Task statement - Output all of the listing below, leaving every line unchanged.

Data for this exercise -
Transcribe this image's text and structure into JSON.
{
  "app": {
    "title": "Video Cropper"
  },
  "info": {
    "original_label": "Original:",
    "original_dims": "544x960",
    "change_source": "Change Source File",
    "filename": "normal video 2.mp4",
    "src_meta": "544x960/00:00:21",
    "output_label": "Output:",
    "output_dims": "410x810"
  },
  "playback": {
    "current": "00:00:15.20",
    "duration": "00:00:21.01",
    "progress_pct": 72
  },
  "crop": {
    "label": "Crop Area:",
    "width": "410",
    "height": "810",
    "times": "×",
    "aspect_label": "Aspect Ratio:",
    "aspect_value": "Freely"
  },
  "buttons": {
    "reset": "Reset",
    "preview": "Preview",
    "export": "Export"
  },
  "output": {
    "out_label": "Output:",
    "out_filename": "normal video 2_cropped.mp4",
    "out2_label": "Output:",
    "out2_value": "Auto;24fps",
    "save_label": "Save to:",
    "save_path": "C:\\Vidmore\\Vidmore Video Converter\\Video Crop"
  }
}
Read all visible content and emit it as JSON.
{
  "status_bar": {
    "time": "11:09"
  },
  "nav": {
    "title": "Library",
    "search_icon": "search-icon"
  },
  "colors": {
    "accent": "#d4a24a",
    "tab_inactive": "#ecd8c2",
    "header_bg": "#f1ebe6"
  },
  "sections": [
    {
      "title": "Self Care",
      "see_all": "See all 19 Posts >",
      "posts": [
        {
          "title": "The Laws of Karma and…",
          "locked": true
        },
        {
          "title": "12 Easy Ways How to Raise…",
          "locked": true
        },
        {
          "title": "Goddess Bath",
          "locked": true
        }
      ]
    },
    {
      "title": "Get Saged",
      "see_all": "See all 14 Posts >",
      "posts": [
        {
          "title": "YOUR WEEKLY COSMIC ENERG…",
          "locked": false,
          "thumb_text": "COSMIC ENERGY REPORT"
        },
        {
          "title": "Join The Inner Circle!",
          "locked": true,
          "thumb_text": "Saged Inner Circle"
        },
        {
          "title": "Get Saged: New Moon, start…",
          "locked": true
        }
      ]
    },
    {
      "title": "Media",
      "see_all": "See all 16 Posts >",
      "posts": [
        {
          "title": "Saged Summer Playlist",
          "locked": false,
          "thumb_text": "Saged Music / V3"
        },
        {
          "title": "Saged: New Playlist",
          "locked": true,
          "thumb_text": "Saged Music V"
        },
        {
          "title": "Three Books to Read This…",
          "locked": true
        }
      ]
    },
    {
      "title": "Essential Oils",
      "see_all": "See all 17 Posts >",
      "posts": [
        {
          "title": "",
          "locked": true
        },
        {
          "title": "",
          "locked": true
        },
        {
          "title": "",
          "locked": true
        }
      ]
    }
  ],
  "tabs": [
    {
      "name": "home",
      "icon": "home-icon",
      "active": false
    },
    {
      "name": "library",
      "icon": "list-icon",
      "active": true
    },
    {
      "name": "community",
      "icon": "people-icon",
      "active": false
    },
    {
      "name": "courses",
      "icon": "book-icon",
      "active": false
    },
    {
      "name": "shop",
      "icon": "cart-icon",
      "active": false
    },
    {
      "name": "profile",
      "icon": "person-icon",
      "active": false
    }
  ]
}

Reply -
Transcribe this image's text and structure into JSON.
{
  "app": {
    "title": "Video Cropper"
  },
  "info": {
    "original_label": "Original:",
    "original_dims": "544x960",
    "change_source": "Change Source File",
    "filename": "normal video 2.mp4",
    "src_meta": "544x960/00:00:21",
    "output_label": "Output:",
    "output_dims": "410x810"
  },
  "playback": {
    "current": "00:00:15.20",
    "duration": "00:00:21.01",
    "progress_pct": 72
  },
  "crop": {
    "label": "Crop Area:",
    "width": "410",
    "height": "810",
    "times": "×",
    "aspect_label": "Aspect Ratio:",
    "aspect_value": "Freely"
  },
  "buttons": {
    "reset": "Reset",
    "preview": "Preview",
    "export": "Export"
  },
  "output": {
    "out_label": "Output:",
    "out_filename": "normal video 2_cropped.mp4",
    "out2_label": "Output:",
    "out2_value": "Auto;24fps",
    "save_label": "Save to:",
    "save_path": "C:\\Vidmore\\Vidmore Video Converter\\Video Crop"
  }
}
Read all visible content and emit it as JSON.
{
  "status_bar": {
    "time": "11:09"
  },
  "nav": {
    "title": "Library",
    "search_icon": "search-icon"
  },
  "colors": {
    "accent": "#d4a24a",
    "tab_inactive": "#ecd8c2",
    "header_bg": "#f1ebe6"
  },
  "sections": [
    {
      "title": "Self Care",
      "see_all": "See all 19 Posts >",
      "posts": [
        {
          "title": "The Laws of Karma and…",
          "locked": true
        },
        {
          "title": "12 Easy Ways How to Raise…",
          "locked": true
        },
        {
          "title": "Goddess Bath",
          "locked": true
        }
      ]
    },
    {
      "title": "Get Saged",
      "see_all": "See all 14 Posts >",
      "posts": [
        {
          "title": "YOUR WEEKLY COSMIC ENERG…",
          "locked": false,
          "thumb_text": "COSMIC ENERGY REPORT"
        },
        {
          "title": "Join The Inner Circle!",
          "locked": true,
          "thumb_text": "Saged Inner Circle"
        },
        {
          "title": "Get Saged: New Moon, start…",
          "locked": true
        }
      ]
    },
    {
      "title": "Media",
      "see_all": "See all 16 Posts >",
      "posts": [
        {
          "title": "Saged Summer Playlist",
          "locked": false,
          "thumb_text": "Saged Music / V3"
        },
        {
          "title": "Saged: New Playlist",
          "locked": true,
          "thumb_text": "Saged Music V"
        },
        {
          "title": "Three Books to Read This…",
          "locked": true
        }
      ]
    },
    {
      "title": "Essential Oils",
      "see_all": "See all 17 Posts >",
      "posts": [
        {
          "title": "",
          "locked": true
        },
        {
          "title": "",
          "locked": true
        },
        {
          "title": "",
          "locked": true
        }
      ]
    }
  ],
  "tabs": [
    {
      "name": "home",
      "icon": "home-icon",
      "active": false
    },
    {
      "name": "library",
      "icon": "list-icon",
      "active": true
    },
    {
      "name": "community",
      "icon": "people-icon",
      "active": false
    },
    {
      "name": "courses",
      "icon": "book-icon",
      "active": false
    },
    {
      "name": "shop",
      "icon": "cart-icon",
      "active": false
    },
    {
      "name": "profile",
      "icon": "person-icon",
      "active": false
    }
  ]
}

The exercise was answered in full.